“A Christian heritage.”

Therein lies the problem, of course. Legault is no longer a mere member of the opposition in the provincial legislature. In a few days’ time, he will be Premier of Quebec, presiding over a massive majority in the National Assembly.

At his very first press conference after the election, then, Legault dispensed with any notion that he would be the Premier of all Quebecois. To the Muslims (with their headscarves), and the Jews (with their kippahs), and the Mennonites and the Amish (with their traditional styles of dress), and the Hindus (with their tilaka markings on their faces), Legault’s message was plain: I don’t represent you.
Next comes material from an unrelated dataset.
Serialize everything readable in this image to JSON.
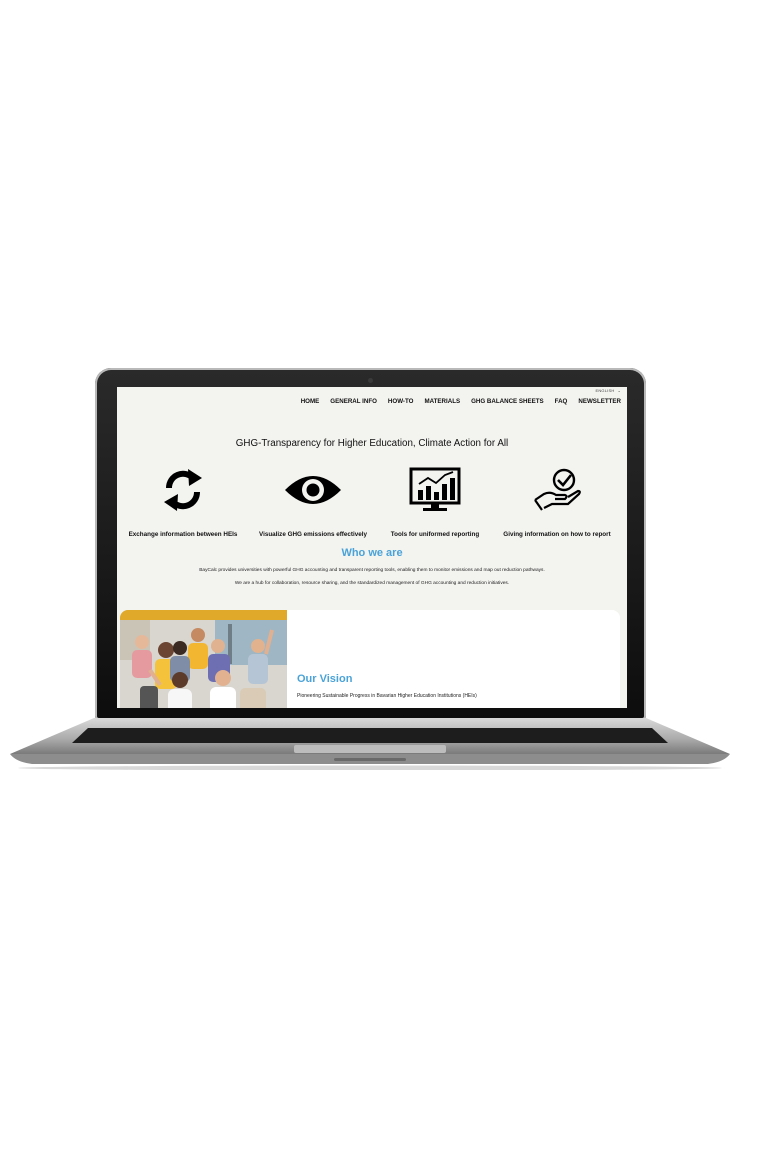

I don’t care about you. You are second-class citizens – or worse.

Here’s what he said, at that first press encounter: “The vast majority of Quebeckers would like to have a framework where people in authority positions must not wear religious signs.” And then, knowing what he wants is wholly contrary to the Charter of Rights and Freedoms, and every human rights code extant, he went even further: “If we have to use the notwithstanding clause to apply what we want, the majority of Quebeckers will agree.”

From the man who said he would march newcomers to the border who lack the ability to properly conjugate verbs, and expel them – to…where? Cornwall? Vermont? Newfoundland and Labrador? – we shouldn’t be surprised, one supposes. Francois Legault has already revealed himself to be another petty, pitiful aspirant to Maurice Duplessis’ throne. He’s a hypocrite.

Andrew Scheer, however, is seemingly fine with all of that. The Conservative leader was on the phone to Legault mere moments after the polls closed, heaping praise on the Premier-elect, promising future cooperation and all that. Justin Trudeau – looking and sounding like a Prime Minister should – was much more circumspect.

As he has done before, the Prime Minister said “the Charter of Rights and Freedoms is there to protect our rights and freedoms, obviously,” adding that the state should not “tell a woman what she can or cannot wear.”

He went on: “It’s not something that should be done lightly because to remove or avoid defending the fundamental rights of Canadians, I think it’s something [about] which you have to pay careful attention.”

And we are paying attention, now. Before he is even installed, Francois Legault is making national headlines for all the wrong reasons.

Jesus, from his lonely, lofty spot above the National Assembly, might remind Monsieur Legault about what he said in Matthew 23:3. You know:

“Do not do what they do, for they do not practice what they preach.”